**ACTION ITEM:** Among the lines below, return each one that contains the word "this".

=== SUPPLIED RECORDS ===

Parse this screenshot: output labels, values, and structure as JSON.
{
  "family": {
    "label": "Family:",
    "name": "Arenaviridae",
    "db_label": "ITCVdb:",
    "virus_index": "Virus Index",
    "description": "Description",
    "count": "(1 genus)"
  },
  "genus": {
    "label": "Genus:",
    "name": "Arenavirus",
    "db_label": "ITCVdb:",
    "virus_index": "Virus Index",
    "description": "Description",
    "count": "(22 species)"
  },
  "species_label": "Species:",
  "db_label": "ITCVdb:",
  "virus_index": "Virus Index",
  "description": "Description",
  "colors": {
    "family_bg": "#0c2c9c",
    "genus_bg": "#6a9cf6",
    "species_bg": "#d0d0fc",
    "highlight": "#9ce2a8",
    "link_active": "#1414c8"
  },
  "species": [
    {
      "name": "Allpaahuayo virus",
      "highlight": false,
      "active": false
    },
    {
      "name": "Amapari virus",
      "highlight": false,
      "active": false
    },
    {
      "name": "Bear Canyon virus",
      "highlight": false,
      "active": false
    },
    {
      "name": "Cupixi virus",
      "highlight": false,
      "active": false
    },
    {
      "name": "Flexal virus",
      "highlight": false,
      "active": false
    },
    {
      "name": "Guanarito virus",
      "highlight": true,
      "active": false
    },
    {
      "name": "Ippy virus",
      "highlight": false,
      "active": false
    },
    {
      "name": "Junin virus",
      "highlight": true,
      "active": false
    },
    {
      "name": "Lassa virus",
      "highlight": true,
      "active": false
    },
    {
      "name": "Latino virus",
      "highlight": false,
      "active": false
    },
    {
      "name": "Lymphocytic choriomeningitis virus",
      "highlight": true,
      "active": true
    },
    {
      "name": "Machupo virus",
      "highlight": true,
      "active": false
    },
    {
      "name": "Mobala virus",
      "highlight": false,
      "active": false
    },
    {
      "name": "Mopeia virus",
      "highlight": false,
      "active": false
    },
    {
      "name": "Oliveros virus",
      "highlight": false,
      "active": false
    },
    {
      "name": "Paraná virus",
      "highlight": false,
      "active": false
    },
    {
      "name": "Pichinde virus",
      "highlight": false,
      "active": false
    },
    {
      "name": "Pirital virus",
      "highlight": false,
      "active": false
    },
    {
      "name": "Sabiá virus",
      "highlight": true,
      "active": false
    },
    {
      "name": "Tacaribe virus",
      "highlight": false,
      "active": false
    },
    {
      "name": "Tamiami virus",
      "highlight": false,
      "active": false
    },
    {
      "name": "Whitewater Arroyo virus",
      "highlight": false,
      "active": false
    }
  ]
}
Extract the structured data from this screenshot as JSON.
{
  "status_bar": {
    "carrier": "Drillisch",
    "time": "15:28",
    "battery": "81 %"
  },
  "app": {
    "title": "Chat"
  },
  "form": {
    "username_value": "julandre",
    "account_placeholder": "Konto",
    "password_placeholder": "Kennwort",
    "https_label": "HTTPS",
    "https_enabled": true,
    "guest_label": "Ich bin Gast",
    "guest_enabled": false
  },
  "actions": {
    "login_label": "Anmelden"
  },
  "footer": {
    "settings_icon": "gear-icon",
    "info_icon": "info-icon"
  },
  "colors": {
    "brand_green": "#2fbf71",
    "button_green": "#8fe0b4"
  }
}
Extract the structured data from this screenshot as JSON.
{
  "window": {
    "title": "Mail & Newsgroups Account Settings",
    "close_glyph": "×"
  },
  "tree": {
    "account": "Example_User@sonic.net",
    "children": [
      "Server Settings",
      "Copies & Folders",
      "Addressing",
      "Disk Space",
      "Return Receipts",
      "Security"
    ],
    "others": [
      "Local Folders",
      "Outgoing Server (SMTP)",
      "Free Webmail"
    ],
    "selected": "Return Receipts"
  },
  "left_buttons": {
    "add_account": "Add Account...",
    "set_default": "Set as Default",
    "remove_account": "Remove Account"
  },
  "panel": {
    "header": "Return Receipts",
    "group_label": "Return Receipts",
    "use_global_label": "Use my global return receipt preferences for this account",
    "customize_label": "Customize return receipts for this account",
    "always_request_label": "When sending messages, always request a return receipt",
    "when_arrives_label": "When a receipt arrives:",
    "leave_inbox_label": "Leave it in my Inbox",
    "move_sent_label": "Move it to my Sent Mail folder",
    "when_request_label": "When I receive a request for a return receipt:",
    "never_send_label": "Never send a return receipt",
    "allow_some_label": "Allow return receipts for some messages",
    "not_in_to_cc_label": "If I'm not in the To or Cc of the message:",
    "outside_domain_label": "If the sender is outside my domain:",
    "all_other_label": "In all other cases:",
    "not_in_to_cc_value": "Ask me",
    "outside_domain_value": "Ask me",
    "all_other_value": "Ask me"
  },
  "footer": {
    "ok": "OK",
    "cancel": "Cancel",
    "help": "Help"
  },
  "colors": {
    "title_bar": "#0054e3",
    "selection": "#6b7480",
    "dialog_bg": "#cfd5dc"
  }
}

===

**OUTPUT BELOW:**
Parse this screenshot: output labels, values, and structure as JSON.
Extract the structured data from this screenshot as JSON.
Extract the structured data from this screenshot as JSON.
    "use_global_label": "Use my global return receipt preferences for this account",
    "customize_label": "Customize return receipts for this account",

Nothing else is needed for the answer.